“I told you that the last time I’d seen him was a week past, then, and I asked if his father was the one who had reported him missing,” Eva corrected. “Are you in the habit of dragging abused children back to their abusers, Officer?”
“There was no evidence of abuse, no reports….” The officer glared at her. “What proof do you have?”
“And if I did have photos of a young man with his shirt off, you’d claim something else, woudlnt’ you?” Eva was finding herself growing sharp. “No. I don’t have proof. I’m just not all that surprised that he ran away and I’m not going to go out of my way to help you drag him back. But we don’t lie to the police in our family.”
They would keep things from the police, they would tell half of the truth, they would use a little bit of magic to make the police go away — but they wouldn’t lie.
“You know it’s not your job to decide who’s being abused,” the officer tried now, taking the ‘talking to a nosy neighbor’ tone that Eva had been waiting for.
“And why not? It’s the teacher’s job if it’s not the parents’, the doctor’s if not the teachers’, but when none of them are speaking up, why not his community? That’s what we are,” she added, before Officer  could say otherwise. “We shop at the same stores, his grandmother went to my church, and he goes to school with my kids. We’re his community, and yes, we should say something.”
Her very reasonable argument was derailed by the cadaver dog starting up a mad barking in the basement. When had they gone down there? What had they—

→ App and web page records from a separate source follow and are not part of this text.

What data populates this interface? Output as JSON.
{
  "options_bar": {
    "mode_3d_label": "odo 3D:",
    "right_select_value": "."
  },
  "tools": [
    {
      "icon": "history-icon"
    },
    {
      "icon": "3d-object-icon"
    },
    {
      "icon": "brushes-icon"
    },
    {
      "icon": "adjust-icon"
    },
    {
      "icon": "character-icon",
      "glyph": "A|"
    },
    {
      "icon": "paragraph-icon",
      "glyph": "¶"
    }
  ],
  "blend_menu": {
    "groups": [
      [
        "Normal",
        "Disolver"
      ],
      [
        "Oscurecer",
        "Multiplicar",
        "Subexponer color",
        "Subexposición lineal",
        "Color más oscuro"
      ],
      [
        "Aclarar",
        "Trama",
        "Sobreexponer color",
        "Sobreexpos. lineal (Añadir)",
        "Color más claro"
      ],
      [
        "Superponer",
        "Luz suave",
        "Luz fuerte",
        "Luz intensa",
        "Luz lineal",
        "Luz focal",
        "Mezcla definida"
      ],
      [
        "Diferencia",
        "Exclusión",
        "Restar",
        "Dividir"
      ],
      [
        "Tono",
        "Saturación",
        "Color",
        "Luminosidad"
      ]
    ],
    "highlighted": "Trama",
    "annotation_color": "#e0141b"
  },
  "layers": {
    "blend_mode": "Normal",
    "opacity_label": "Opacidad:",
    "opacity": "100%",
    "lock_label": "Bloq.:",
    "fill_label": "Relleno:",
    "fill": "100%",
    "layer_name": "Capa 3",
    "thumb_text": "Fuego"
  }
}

Officer  grabbed her arm. “Let’s go see, why don’t we?”
The basement of the Aunt house was a dirt floor. They didn’t keep much down there, just canning, which didn’t mind the damp too much.
And, from the looks of the techs carefully brushing dirt away, they kept bodies down there.
The tech looked between Officer  and Eva. “It’s been down here at least three years. My guess is longer than that, but we’ll need the ME to be sure.”
Three years… “Aunt Asta,” Eva whispered. “No way.” But it had to be, didn’t it? Three years, even twenty years, and it wouldn’t have been anyone but Asta in the house. “Officer,” she offered carefully, “I did not own this house three years ago. The woman who did is dead now, buried in the family cemetery. I — I really don’t think of her as the sort to bury people in her basement, but I could be wrong. ”
The cadaver dog was whining at another part of the basement. Officer  was looking at her strangely.
“But if you and your techs want to dig up the whole basement, please feel free. If this isn’t the only body, I’d rather know than live with them under my floor any longer.”
“You seem… surprised and yet not surprised. I don’t think you did this,” the officer continued, “but on the other hand, you’re not all that shocked that there are bodies in your basement.”
“Some of my ancestors had a reputation for being…” Eva cleared her throat. “…hard to get along with. And some of them had a strong enough reputation that nobody, not the police or the neighbors, messed with them.Want more?